Such people can’t afford new McMansions even at Manteca’s bargain basement prices of $600,000 compared to the same homes with identical floorplans that are fetching more than twice that in the Silicon Valley.
As for downtown Manteca not living up to counterparts in Pleasanton, Livermore and elsewhere with nice trendy gathering places, try looking at it from the perspective of reality.
There are a lot of successful ethnic businesses downtown that don’t sell trendy food and items but nourishing and tasty food you won’t find at a Cheesecake Factory as well as daily staples that are much more exotic than you’d find at a typical chain retailer.
There also happens to be seven flourishing banks and other financial institutions in downtown Manteca as well as five thriving furniture stores.
You can’t find such offerings in downtowns in Pleasanton and Livermore because they actually had to be brought back to life. You may not like what is offered in downtown or the cancerous blotches that exist but it’s viable and obviously meets the needs of a lot of people or else every square foot would be as bad as its worst critics describe it.
Then there is the obvious difference. If Mantecans relied on food grown in the Bay Area to survive, we’d all be starving.
It might come as a shock, but Manteca is in a farm county that if it stood alone as a separate state would rank 37th in the nation. That involves things getting dirty and sometimes smelly.

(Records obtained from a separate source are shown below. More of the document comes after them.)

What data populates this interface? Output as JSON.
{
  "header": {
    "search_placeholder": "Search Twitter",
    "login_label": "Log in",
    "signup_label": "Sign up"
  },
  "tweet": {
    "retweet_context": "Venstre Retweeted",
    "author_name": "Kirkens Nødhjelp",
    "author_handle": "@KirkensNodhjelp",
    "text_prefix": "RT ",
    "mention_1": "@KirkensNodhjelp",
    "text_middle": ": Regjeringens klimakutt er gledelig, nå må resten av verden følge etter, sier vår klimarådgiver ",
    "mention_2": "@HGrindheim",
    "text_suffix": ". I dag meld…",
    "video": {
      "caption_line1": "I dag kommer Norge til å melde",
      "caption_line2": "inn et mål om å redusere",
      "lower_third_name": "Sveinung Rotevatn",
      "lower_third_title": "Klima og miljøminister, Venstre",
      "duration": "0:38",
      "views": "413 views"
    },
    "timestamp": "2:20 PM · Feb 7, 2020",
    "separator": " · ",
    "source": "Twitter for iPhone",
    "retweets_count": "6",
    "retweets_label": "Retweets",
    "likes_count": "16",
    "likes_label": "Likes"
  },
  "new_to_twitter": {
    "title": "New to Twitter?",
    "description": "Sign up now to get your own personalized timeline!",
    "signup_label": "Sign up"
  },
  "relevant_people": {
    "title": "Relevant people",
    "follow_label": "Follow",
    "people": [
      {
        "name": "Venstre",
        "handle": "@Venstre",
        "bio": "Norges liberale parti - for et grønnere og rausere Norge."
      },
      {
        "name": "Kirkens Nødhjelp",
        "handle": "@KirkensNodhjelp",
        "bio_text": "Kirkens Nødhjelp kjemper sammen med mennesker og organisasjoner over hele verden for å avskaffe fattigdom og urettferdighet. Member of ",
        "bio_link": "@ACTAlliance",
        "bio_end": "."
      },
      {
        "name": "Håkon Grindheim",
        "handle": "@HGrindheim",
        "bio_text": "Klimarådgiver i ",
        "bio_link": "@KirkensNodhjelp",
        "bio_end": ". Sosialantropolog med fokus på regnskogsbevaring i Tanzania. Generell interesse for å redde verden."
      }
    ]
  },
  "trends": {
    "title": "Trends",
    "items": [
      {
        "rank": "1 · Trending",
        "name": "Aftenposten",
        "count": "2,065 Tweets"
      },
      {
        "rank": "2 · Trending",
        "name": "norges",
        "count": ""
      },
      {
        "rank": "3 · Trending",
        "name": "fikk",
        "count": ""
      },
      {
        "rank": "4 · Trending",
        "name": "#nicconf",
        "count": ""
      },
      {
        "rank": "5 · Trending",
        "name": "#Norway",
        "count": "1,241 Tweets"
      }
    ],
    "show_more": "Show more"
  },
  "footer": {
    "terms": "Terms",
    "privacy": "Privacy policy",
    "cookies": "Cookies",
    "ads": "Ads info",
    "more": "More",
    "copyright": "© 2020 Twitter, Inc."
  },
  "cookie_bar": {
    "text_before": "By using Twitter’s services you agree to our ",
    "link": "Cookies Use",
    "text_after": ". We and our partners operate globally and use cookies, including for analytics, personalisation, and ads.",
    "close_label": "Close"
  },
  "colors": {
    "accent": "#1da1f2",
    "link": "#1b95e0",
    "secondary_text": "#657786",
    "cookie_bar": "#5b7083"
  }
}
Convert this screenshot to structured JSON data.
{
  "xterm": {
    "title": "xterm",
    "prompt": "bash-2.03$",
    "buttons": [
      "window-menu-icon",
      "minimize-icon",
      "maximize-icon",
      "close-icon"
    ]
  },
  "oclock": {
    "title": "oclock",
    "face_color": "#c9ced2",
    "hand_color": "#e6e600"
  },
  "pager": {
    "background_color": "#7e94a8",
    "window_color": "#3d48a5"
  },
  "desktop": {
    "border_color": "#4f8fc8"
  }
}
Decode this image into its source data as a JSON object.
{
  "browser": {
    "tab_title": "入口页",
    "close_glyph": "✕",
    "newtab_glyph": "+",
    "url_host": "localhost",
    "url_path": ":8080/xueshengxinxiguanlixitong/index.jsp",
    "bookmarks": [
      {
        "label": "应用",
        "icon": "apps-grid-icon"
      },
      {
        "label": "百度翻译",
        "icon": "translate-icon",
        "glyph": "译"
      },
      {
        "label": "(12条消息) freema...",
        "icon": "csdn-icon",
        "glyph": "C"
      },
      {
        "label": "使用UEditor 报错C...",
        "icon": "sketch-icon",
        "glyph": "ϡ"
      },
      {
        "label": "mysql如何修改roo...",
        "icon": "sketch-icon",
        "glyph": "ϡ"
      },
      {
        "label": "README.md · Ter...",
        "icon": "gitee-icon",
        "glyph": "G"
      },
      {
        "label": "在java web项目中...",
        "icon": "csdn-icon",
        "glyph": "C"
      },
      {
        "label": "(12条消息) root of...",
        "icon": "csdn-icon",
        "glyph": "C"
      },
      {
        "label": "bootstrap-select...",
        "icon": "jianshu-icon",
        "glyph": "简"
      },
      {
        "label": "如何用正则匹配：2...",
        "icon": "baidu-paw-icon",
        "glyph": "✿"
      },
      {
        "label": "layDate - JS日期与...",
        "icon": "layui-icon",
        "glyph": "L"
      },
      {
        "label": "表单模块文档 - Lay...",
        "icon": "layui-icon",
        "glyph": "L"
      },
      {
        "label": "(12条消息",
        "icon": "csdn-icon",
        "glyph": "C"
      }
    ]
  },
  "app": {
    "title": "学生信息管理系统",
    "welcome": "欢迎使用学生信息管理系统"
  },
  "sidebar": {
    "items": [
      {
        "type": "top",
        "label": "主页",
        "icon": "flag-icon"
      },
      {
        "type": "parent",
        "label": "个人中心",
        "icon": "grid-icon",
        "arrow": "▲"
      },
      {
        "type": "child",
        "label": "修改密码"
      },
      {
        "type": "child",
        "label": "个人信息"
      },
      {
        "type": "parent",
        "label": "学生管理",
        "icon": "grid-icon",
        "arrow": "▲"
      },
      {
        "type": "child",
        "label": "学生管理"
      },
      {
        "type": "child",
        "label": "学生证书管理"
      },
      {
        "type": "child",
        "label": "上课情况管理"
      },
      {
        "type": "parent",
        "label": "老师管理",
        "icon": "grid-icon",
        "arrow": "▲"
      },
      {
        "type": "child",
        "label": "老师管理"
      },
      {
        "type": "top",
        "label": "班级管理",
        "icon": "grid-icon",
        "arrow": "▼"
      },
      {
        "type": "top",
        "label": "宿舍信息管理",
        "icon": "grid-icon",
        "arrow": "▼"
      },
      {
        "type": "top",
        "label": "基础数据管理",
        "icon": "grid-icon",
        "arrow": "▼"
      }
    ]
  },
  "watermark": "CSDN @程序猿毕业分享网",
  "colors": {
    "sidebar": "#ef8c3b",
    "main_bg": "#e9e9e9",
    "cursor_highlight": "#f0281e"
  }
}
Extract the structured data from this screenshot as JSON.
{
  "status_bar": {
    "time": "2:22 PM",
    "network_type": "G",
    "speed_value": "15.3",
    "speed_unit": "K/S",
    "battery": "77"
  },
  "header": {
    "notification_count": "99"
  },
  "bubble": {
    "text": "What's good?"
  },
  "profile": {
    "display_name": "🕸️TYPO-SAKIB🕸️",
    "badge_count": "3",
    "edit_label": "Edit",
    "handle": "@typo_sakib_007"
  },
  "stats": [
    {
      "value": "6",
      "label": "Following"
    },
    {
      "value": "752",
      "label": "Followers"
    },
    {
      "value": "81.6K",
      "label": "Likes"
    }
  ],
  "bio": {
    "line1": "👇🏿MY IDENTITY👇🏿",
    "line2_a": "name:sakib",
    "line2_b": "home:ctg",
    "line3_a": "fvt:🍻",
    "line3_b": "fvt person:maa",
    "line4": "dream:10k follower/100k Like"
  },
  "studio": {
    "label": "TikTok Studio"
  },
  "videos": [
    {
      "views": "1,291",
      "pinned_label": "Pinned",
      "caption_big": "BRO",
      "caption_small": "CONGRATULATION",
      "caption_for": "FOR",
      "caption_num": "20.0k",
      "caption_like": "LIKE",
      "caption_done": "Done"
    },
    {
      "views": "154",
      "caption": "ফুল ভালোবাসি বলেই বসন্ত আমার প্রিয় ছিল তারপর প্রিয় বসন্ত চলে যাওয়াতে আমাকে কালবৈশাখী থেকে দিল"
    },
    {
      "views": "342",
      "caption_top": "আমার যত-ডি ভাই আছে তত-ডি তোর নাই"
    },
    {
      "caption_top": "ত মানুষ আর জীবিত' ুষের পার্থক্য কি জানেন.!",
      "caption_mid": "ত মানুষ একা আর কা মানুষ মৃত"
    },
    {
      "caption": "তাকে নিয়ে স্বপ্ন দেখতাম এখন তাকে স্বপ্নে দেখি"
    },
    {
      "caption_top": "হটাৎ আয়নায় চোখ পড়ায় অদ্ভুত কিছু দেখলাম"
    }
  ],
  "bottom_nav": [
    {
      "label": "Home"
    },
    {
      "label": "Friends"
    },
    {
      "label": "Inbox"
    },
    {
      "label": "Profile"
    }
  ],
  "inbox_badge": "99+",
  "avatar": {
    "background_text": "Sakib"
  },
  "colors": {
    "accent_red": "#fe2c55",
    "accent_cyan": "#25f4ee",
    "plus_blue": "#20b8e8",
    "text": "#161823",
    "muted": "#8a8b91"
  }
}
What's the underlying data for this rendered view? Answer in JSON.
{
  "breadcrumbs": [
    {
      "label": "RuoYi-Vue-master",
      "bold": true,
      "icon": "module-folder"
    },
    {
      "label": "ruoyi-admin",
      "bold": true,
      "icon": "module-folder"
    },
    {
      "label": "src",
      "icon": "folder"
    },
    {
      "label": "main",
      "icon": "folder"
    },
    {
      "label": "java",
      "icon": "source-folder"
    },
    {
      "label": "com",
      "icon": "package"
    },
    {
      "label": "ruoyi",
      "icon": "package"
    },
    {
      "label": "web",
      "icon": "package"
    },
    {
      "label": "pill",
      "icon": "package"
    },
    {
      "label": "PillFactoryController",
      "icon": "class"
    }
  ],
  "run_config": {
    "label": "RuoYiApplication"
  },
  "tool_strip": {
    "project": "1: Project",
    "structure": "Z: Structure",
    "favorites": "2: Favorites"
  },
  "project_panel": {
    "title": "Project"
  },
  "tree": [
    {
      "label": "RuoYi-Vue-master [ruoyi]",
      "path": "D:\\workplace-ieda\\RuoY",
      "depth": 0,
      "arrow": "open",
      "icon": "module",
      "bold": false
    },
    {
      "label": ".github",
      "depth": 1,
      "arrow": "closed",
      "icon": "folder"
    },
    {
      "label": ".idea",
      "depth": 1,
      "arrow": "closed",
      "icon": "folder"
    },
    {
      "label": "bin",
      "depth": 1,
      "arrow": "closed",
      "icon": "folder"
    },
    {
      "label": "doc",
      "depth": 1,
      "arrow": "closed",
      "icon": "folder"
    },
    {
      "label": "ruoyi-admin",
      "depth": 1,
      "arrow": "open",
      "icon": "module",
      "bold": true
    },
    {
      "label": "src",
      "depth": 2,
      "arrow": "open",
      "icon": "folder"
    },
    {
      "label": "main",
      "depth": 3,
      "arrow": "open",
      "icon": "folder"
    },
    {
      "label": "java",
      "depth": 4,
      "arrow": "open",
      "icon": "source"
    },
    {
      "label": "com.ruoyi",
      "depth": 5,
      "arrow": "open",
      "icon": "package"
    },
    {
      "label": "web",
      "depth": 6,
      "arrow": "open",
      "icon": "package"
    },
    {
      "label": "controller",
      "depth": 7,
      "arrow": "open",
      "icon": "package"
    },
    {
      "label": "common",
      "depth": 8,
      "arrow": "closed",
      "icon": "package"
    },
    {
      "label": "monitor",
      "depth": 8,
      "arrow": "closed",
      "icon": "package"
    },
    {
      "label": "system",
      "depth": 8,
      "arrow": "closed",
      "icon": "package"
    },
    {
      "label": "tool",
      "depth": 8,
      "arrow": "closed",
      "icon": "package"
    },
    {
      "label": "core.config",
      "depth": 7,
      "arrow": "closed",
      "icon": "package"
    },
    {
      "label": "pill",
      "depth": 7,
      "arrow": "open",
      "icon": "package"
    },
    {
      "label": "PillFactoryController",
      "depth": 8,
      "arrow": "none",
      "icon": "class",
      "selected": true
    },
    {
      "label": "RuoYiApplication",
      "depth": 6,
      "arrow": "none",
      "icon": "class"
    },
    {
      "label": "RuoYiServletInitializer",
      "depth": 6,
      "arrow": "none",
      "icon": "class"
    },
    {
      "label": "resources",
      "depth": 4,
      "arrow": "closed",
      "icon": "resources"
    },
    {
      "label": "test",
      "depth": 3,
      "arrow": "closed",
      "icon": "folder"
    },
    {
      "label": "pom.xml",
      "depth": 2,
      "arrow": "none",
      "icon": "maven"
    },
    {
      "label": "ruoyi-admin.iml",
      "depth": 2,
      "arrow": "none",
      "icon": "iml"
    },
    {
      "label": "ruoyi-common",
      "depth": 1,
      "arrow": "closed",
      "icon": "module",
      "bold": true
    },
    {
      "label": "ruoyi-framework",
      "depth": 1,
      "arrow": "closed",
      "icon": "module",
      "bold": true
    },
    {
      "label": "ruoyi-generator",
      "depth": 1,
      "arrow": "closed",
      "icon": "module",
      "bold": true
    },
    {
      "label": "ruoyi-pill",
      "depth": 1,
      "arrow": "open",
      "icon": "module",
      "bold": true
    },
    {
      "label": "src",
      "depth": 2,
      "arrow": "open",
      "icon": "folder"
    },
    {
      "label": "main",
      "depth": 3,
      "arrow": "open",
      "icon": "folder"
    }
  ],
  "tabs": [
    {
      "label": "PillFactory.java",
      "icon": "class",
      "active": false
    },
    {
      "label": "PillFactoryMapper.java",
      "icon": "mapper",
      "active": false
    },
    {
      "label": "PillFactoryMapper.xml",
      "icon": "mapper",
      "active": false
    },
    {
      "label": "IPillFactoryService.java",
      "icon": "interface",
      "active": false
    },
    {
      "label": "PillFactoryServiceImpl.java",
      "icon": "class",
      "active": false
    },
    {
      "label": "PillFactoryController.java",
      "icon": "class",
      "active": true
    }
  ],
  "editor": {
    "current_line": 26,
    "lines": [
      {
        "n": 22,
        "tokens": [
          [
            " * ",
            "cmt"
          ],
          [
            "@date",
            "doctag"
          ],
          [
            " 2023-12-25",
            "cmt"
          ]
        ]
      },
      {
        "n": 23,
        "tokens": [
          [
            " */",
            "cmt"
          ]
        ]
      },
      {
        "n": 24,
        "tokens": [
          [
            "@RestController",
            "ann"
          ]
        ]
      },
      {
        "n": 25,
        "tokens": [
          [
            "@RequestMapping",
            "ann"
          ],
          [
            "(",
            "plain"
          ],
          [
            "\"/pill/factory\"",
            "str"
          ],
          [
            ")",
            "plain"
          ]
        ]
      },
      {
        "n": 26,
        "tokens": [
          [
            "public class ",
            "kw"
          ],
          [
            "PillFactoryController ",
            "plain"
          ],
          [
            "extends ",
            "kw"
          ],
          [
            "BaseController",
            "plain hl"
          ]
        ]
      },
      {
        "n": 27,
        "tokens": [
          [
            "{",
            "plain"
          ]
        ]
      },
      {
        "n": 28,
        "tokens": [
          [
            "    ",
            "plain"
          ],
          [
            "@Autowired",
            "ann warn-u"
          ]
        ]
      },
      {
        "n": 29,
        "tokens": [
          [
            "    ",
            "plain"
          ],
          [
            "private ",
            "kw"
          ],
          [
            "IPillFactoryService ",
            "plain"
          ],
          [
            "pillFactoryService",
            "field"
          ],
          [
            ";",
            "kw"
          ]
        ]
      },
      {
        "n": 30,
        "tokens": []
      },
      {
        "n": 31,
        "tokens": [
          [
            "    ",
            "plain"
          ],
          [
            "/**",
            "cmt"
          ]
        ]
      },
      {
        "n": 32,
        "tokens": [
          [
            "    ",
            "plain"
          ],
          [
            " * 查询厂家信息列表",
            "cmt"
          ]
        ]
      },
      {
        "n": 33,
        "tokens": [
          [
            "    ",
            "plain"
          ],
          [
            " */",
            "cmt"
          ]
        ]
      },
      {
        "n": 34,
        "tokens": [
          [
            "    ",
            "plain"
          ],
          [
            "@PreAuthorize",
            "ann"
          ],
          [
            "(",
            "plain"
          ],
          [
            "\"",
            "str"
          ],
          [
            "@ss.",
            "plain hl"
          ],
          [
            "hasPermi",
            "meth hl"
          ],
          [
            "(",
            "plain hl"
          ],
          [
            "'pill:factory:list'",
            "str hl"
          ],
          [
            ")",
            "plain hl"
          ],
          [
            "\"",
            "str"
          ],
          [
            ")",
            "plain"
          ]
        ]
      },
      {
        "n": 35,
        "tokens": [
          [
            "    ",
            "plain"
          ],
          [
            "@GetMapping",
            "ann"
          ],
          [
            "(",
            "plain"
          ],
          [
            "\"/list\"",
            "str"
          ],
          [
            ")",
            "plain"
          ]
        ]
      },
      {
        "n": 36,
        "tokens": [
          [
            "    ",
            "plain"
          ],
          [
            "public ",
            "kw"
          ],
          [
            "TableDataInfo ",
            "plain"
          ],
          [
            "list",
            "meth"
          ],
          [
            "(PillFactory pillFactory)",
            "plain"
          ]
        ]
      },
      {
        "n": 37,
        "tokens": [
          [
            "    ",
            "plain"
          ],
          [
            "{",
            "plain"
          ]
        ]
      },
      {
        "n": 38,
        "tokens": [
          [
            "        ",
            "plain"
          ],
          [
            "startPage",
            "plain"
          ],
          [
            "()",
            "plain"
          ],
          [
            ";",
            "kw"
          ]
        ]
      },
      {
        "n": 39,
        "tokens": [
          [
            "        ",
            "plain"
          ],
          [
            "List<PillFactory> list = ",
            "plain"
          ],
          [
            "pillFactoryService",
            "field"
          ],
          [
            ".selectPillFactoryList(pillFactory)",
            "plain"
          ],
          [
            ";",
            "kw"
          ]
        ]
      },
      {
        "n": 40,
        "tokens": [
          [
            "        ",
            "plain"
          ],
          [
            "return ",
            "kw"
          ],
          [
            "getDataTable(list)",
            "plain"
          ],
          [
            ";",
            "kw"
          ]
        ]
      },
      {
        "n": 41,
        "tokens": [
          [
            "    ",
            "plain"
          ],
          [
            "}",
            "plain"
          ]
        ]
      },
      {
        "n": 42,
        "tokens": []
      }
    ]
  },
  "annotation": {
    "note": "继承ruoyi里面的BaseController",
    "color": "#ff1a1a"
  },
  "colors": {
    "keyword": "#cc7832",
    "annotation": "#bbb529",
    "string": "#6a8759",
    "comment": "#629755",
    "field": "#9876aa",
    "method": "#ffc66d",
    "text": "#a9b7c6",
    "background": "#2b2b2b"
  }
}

And for those that rely on Amazon to keep them in everything from toilet paper and other household products to virtually anything they could desire for day-to-day living, don’t pooh-pooh this area and the people who work here. By this time next year there will be eight major Amazon distribution centers between Patterson, Tracy, Manteca, and Stockton that keeps goods flowing to the Bay Area. That doesn’t include a host of other concerns from Wayfair to World Market.
Not only would the Bay Area be in a world of hurt for food and goods as well as affordable housing if it weren’t for all the people filling jobs that help generate massive high tech wealth that are in the hands of a relatively few but they’d be unable to take a bath, wash clothes or cars, water their lawns, or even flush their toilets if they relied on the resources of their region that some blueberries is picture perfect in absolutely everywhere.
Just like Los Angeles, most of the Bay Area exists because of imports from outside of their water basin. If water stayed in its basin, Manteca would not lack but Pleasanton, Dublin, and other places such as Santa Clara and San Francisco would be drastically different. For starters, they would lack the water to sustain their current populations. And they certainly would not waste what they have own well-maintained ornamental gardens and yards.
Yes, the numerous freight trains that sound whistles and go through Manteca don’t lollygag along as they do on Bay Area lines. That’s because the lines through Manteca do the heavy lifting when it comes to movement of goods and making sure people have what they want when they want it. As for the trucks, if you believe they should be banished from the face of the earth then go “truck free” for a year eschewing anything a truck had to do with delivering including roughly 100 percent of the components of your house.
No one is saying Manteca is perfect and doesn’t need to step up its game. But it is a balancing act. Make Manteca a cookie-cutter rip-off of Pleasanton and easily two thirds of the 63,000 people who moved here from the Bay Area over the last 40 years would have to pack up the truck and move farther down or up the valley if not out of state.
There are reasons Manteca is affordable to live here for people who fled the Bay Area by choice or because they had no other option. One of them is it isn’t Pleasanton and it hasn’t tried to replicate Pleasanton — at least not yet.
The funny thing is those that doing the slamming aren’t really slamming those Mantecans whose families either predate the start of serious commuting in the 1960s or came from places other than the Bay Area. The vast majority of Manteca residents are Bay Area expatriates.
None of this is intended to silence criticism as if that would ever happen in today’s world of belittle first, trash second, and marginalize third.
But it would be nice if you want to change the world to use milk instead on your Wheaties.
This column is the opinion of editor, Dennis Wyatt, and does not necessarily represent the opinions of The Bulletin or 209 Multimedia. He can be reached at email@example.com